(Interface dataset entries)
**********

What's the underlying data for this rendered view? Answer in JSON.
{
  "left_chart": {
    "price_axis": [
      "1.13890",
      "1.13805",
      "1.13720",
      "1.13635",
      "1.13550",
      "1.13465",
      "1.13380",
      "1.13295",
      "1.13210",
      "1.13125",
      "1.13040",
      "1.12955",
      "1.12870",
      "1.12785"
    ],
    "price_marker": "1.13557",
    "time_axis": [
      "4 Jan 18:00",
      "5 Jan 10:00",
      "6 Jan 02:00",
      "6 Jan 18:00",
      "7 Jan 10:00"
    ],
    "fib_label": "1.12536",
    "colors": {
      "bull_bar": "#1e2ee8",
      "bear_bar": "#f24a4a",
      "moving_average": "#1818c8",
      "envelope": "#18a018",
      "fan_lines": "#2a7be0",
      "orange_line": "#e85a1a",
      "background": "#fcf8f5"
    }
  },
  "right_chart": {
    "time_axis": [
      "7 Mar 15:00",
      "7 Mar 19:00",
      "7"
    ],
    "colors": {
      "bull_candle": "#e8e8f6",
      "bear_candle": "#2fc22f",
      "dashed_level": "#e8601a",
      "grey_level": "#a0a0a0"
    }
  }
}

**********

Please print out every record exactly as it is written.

**SOLUTION TO THIS TASK**
What's the underlying data for this rendered view? Answer in JSON.
{
  "left_chart": {
    "price_axis": [
      "1.13890",
      "1.13805",
      "1.13720",
      "1.13635",
      "1.13550",
      "1.13465",
      "1.13380",
      "1.13295",
      "1.13210",
      "1.13125",
      "1.13040",
      "1.12955",
      "1.12870",
      "1.12785"
    ],
    "price_marker": "1.13557",
    "time_axis": [
      "4 Jan 18:00",
      "5 Jan 10:00",
      "6 Jan 02:00",
      "6 Jan 18:00",
      "7 Jan 10:00"
    ],
    "fib_label": "1.12536",
    "colors": {
      "bull_bar": "#1e2ee8",
      "bear_bar": "#f24a4a",
      "moving_average": "#1818c8",
      "envelope": "#18a018",
      "fan_lines": "#2a7be0",
      "orange_line": "#e85a1a",
      "background": "#fcf8f5"
    }
  },
  "right_chart": {
    "time_axis": [
      "7 Mar 15:00",
      "7 Mar 19:00",
      "7"
    ],
    "colors": {
      "bull_candle": "#e8e8f6",
      "bear_candle": "#2fc22f",
      "dashed_level": "#e8601a",
      "grey_level": "#a0a0a0"
    }
  }
}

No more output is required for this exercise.